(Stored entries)
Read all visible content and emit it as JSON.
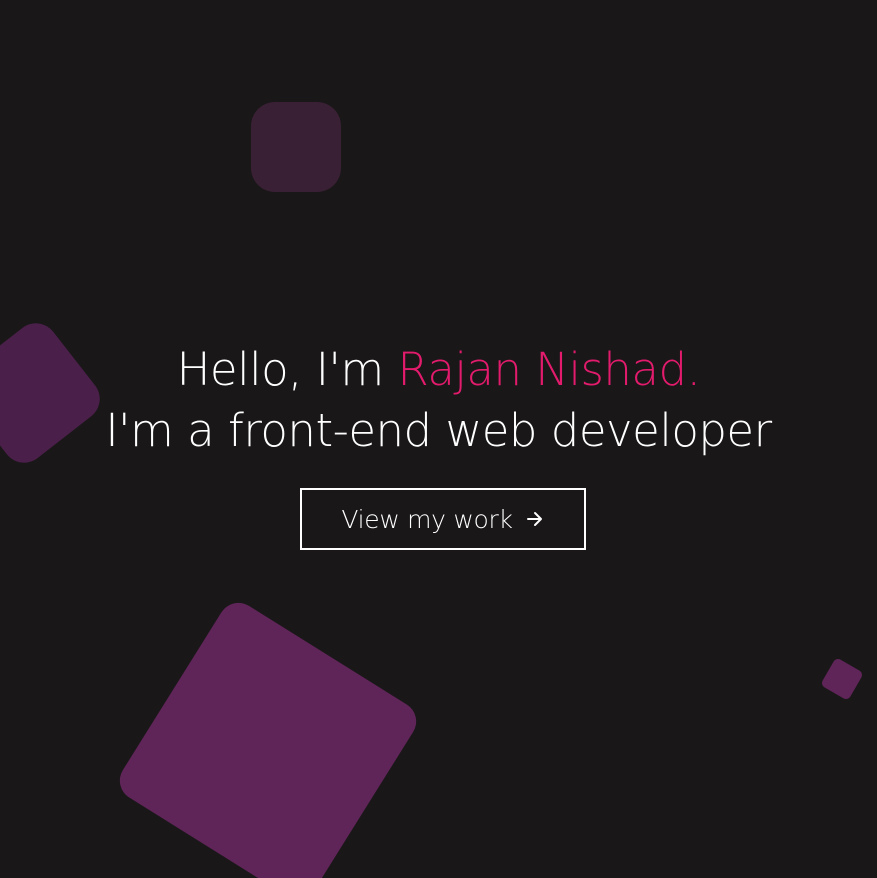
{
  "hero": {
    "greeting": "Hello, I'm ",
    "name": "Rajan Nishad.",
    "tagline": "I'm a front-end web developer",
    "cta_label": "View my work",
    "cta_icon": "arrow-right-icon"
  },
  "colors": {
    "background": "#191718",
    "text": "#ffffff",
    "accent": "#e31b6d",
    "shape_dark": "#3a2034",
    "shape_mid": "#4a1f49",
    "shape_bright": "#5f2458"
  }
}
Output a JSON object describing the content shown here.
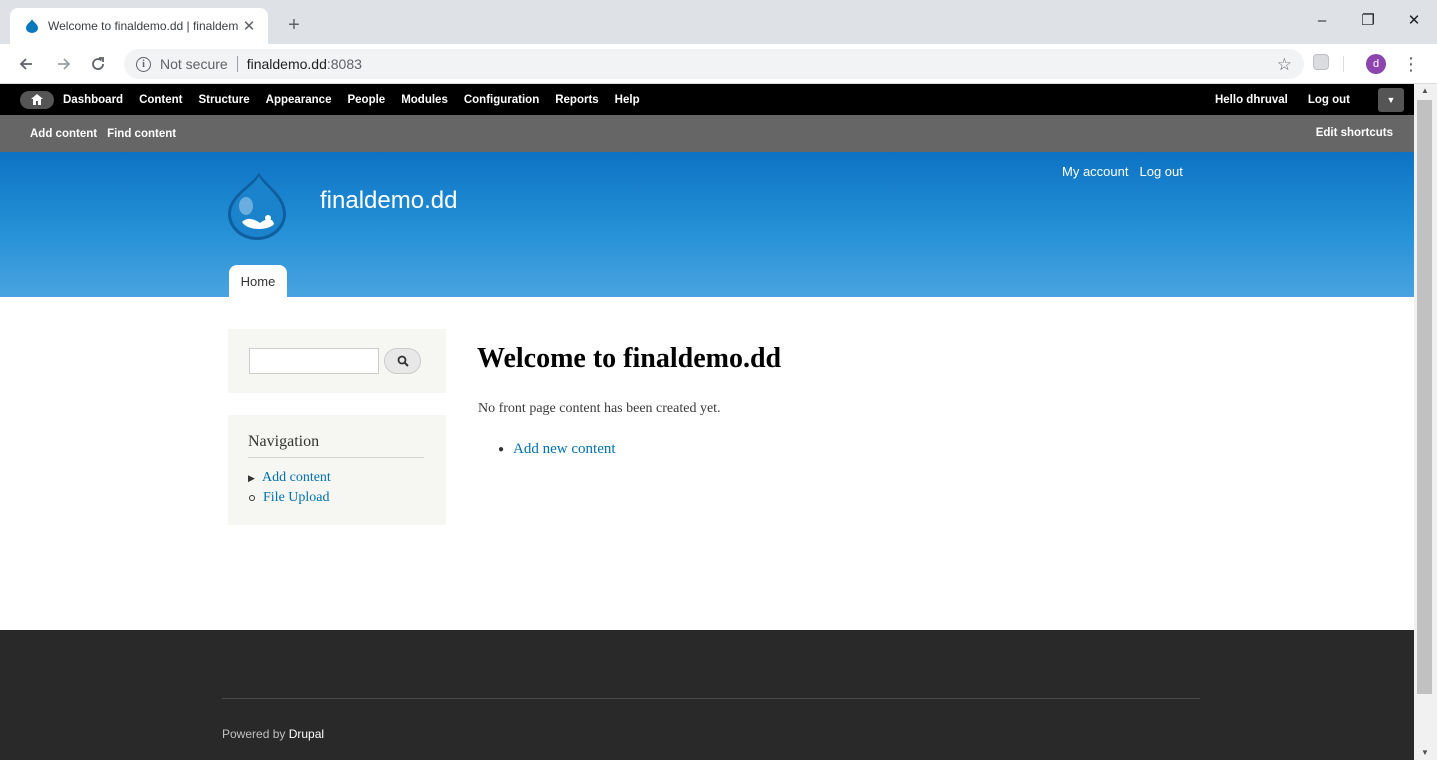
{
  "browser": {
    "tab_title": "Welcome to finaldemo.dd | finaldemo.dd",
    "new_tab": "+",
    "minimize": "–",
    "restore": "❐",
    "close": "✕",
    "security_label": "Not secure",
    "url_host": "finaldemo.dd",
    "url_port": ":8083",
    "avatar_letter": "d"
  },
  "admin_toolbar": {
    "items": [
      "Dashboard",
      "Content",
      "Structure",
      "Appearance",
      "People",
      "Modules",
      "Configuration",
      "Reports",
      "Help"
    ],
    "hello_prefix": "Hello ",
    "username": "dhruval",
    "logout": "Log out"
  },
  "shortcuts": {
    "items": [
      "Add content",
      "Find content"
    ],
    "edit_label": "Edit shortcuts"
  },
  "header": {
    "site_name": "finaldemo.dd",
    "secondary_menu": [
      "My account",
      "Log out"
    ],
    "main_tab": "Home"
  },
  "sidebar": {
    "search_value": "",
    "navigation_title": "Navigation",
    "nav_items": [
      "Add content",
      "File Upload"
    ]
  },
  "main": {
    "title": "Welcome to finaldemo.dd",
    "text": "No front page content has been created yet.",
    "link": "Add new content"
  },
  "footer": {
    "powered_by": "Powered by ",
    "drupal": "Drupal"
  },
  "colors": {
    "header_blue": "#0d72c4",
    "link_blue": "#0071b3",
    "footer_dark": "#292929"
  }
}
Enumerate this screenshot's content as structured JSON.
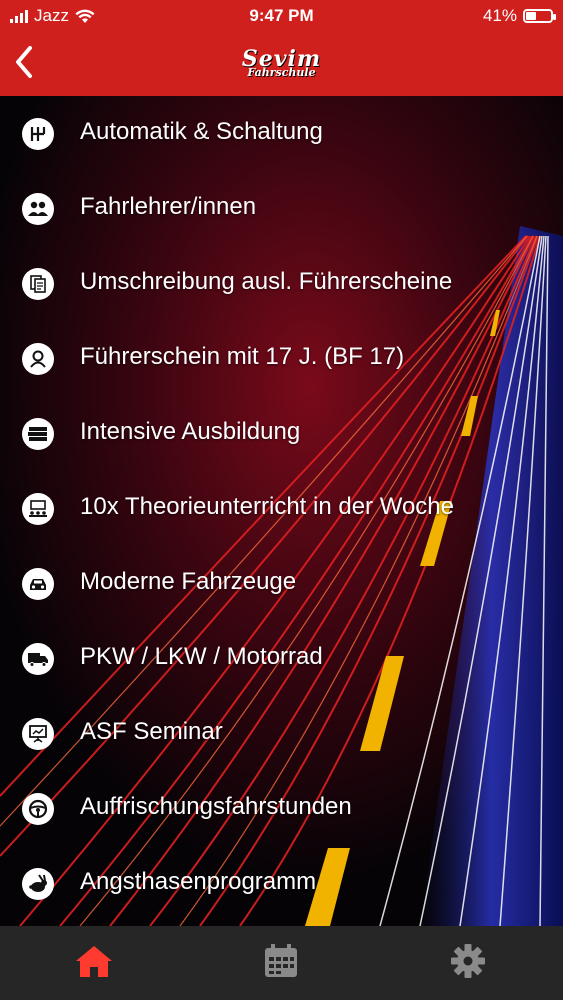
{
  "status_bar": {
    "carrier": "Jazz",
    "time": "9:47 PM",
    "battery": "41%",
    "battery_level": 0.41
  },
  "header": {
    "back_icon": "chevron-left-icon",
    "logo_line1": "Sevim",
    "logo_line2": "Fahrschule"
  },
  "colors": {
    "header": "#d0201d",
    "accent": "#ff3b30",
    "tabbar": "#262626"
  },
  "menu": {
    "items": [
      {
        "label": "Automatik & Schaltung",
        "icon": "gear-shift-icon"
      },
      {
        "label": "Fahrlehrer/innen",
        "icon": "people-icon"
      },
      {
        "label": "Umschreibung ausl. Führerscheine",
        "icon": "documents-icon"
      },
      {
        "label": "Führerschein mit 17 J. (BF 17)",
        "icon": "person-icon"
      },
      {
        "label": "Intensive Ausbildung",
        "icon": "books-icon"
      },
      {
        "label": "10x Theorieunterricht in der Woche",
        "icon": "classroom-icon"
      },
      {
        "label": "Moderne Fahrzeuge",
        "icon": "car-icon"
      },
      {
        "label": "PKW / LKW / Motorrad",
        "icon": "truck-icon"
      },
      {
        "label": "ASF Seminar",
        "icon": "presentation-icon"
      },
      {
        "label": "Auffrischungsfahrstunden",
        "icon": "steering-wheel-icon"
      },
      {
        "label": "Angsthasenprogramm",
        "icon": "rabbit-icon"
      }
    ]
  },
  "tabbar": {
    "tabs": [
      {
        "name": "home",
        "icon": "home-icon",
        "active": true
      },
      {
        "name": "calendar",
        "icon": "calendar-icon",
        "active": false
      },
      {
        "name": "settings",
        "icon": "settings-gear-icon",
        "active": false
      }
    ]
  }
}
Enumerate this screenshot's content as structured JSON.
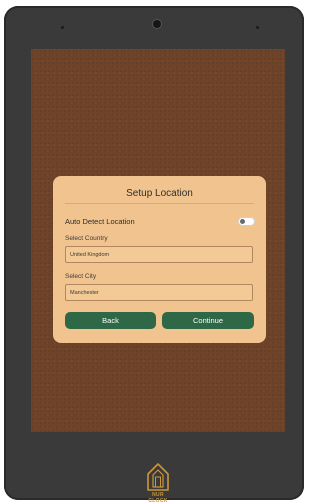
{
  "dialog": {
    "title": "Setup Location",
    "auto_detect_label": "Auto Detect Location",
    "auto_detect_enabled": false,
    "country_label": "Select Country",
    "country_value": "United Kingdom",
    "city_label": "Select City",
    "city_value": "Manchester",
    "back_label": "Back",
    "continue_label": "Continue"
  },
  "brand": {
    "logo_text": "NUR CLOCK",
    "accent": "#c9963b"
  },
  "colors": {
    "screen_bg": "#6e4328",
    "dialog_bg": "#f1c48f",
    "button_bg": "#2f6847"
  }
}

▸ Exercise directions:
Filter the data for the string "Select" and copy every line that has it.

▸ Problem solution:
    "country_label": "Select Country",
    "city_label": "Select City",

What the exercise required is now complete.